In those days I was just as worried about chemical and biological weapons (how right I was) and I remember one all night march around the perimeter of Portion Down with stops for silent vigils. I think that one is still fresh in my mind because of the dogs and soldiers… always about thirty yards from us inside the facility. It now seems that chemical weapons and cyber war are the danger zone of our age.
I usually marched with the Quakers but I knew lots of people in the Herne Bay CND. and sometimes joined them. I took some iconic shots in London, I wish I had taken the time to get the right exposure, not easy against the huge light of the sky, my focus was ropey too!

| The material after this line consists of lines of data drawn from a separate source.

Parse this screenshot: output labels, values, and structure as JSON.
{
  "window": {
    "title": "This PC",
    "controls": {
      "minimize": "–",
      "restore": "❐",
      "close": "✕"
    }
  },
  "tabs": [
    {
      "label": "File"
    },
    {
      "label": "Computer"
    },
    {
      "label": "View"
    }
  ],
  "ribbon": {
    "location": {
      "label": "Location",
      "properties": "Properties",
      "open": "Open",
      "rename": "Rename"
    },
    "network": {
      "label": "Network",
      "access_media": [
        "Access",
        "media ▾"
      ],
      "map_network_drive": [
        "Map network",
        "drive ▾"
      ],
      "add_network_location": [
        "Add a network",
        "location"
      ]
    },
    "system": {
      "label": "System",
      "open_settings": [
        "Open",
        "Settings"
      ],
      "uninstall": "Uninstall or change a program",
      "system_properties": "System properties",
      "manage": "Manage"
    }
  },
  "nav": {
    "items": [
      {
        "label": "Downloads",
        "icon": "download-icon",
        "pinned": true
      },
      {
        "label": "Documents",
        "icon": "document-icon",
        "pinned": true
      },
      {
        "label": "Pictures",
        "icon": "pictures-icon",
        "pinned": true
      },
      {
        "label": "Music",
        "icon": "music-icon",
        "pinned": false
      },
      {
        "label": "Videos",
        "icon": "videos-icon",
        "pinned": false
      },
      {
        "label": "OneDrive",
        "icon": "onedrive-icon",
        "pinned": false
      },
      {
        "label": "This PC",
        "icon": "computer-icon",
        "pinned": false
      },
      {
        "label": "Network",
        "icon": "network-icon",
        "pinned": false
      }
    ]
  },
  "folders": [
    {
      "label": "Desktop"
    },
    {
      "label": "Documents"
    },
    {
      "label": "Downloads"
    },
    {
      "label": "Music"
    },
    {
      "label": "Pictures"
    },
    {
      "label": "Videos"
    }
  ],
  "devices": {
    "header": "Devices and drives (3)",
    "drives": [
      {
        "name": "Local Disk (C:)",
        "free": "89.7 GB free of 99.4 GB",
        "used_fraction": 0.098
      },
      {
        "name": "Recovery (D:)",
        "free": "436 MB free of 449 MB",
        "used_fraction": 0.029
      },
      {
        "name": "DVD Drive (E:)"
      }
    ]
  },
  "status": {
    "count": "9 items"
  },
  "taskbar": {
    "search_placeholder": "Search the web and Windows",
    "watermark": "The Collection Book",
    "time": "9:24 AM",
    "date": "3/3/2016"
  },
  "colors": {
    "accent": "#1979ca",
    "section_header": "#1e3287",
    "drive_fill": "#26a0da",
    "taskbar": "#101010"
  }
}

It must have been a hot Easter that year. People had begun to straggle by this time.
Banners, there were always banners and posters, some home made and some professional.
My friends Ken and Rose carrying a nuclear winter banner.
The Fellowship of Reconciliation with a striking transparent example.
Now this really is a professional historic banner belonging to the Kent Miners Union.
I made this banner recently to be carried in procession in the Cathedral service for Peace and Reconciliation.
Herne Bay CND had the best on foot entries in the Herne Bay Carnival. Here is a very stylish offering but I also remember a really imaginative and well made chess set.
There have been issues closer to home, the Americans were going to use Manston runway for their bombers.
I don’t think we posed much of a threat to public security but we had to give our names.
I went to the march against the war in Iraq. It was pretty plain that my marching days were nearly over as I was already using a stick. I had intended to just go to Trafalgar Square, stand on the steps of St. Martins and cheer them on but I got swept up in the crowd and found myself in a kind of pen on the Embankment There were so many people that they were not letting too many people start marching at one time, probably sensible to avoid a crush. We waited so long to start moving that the front walkers had already got to Hyde Park before we could even begin.I only managed it to Trafalgar Square but I am glad I went to make my last on foot protest.